A President Donald Trump-induced insurrection occurred Jan.6 on Capitol Hill, the seat of the American legislature, called Congress. Bent on over-turning the result of the Nov. 3 2020 presidential election which he lost to Democrat Joe Biden, Trump that Wednesday called out his Republican supporters to attack lawmakers who were due to certify Biden’s victory. “We will never give up, we will never concede,” he told thousands of supporters at a rally outside the White House. Then he suggested they “walk down to the Capitol”, observing: “You will never take back our country with weakness.”
By late afternoon, the mob was surging towards the Capitol like an invading army. Some waved Confederate flags. They easily overwhelmed a strangely flaccid police force, killing one officer. Another died later from his injury.
The insurrection marked the worst breach of the Capitol since the war of 1812 — in that case by a foreign military, the UK’s — and is already regarded as a day of infamy in America’s democracy. For the first time, Americans applied the phrase coup d’etat, which they reserved for unstable Third World nations, to their country. President-elect Biden whose transition to power had been plagued by Trump’s obduracy said what happened on Wednesday was an attack on the symbol of American democracy by “domestic terrorists”.
Not only America was left traumatized by Wednesday’s riot on the Capitol, its allies also were horrified. As allies looked on in astonishment from foreign capitals, scholars were left gasping and emotional as they searched for some sort of precedent in American history. They could not find one. While shocking to many, the insurrection marked the culmination of four years of escalating
rightwing violence in the Trump era — from the torch-bearing marchers in Charlottesville in 2017, chanting against blacks and Jews, to the armed militia members seeking to “liberate” the Michigan state house last year, later plotting to kidnap their governor.
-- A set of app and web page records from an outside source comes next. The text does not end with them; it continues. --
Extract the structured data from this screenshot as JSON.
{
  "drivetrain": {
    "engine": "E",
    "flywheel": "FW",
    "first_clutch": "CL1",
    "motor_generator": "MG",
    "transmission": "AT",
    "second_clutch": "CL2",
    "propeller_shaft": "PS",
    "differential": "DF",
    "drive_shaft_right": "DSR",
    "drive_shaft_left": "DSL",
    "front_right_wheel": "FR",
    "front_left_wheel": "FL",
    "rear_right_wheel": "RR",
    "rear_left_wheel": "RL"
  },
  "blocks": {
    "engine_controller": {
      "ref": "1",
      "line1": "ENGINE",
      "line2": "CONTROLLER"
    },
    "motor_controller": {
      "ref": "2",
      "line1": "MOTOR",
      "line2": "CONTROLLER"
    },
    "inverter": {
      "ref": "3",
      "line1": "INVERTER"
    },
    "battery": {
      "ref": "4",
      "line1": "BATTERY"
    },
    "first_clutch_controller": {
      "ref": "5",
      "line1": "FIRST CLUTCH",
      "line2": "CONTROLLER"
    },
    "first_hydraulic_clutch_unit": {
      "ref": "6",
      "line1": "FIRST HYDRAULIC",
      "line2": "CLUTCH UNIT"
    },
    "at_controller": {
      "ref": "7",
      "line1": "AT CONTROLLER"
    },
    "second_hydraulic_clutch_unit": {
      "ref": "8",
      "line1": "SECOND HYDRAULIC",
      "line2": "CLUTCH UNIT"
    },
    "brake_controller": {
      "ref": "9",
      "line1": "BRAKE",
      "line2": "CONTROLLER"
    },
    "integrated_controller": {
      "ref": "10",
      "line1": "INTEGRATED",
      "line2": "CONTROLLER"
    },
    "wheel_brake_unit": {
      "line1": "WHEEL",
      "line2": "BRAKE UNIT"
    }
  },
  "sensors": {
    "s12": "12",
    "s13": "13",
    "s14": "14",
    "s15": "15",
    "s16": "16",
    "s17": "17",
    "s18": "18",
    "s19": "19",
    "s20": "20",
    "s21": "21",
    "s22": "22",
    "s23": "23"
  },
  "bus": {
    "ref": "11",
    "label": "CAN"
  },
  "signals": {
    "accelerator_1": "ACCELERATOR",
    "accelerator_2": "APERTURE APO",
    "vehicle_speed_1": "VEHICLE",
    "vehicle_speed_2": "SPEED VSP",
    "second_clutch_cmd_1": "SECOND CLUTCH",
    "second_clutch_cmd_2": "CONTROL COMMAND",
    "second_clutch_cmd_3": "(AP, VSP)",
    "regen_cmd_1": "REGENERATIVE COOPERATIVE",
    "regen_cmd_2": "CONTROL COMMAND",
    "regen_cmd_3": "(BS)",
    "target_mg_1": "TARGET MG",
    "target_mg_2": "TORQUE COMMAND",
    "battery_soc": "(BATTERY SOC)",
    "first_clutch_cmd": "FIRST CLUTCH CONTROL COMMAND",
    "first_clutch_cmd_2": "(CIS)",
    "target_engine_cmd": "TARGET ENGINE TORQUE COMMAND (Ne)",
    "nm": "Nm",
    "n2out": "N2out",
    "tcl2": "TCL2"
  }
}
The immediate aftermath of the aborted coup was a further depletion of the Trump team. By Thursday evening, cabinet members, including the secretaries of transportation and education, Elaine Chao and Betsy DeVos, were jumping ship. In the longer term, what has just happened poses the question of whether America is in the throes of a hopeful and historic reinvention or careening toward civil violence? Or perhaps both, simultaneously? “Is this a moment that historians will look back on and say this is when Americans woke up and realised the danger to their democracy — or just one more step towards America losing the hallmarks of democracy that we have come to accept over the past 200 years,” asks Nicole Hemmer, a presidential historian at Columbia University. She does not know the answer. Meantime, millions of Americans are sick, literally. Wednesday was also a day in which the wealthiest nation on Earth recorded a record number of Covid deaths and new infections. The figures for Thursday were even worse.
The dust may be already rising from the chaos of Wednesday, but the days ahead will determine whether Trump will face the ignominy of being removed from office before President-elect Biden’s inauguration
on January 20, and whether his mob will be shamed or encouraged by the ease with which they over-ran the Capitol. Last week left more profound questions for the country that likes to see itself as the world’s leading democracy. Among them is whether America has the
capacity to bind its divisions before they deepen, and whether it’s formidable energies will be stirred by paranoia, conspiracy theories and QAnon cults that were hallmarks of the Trump era, or facts and truth and political programmes based on reality?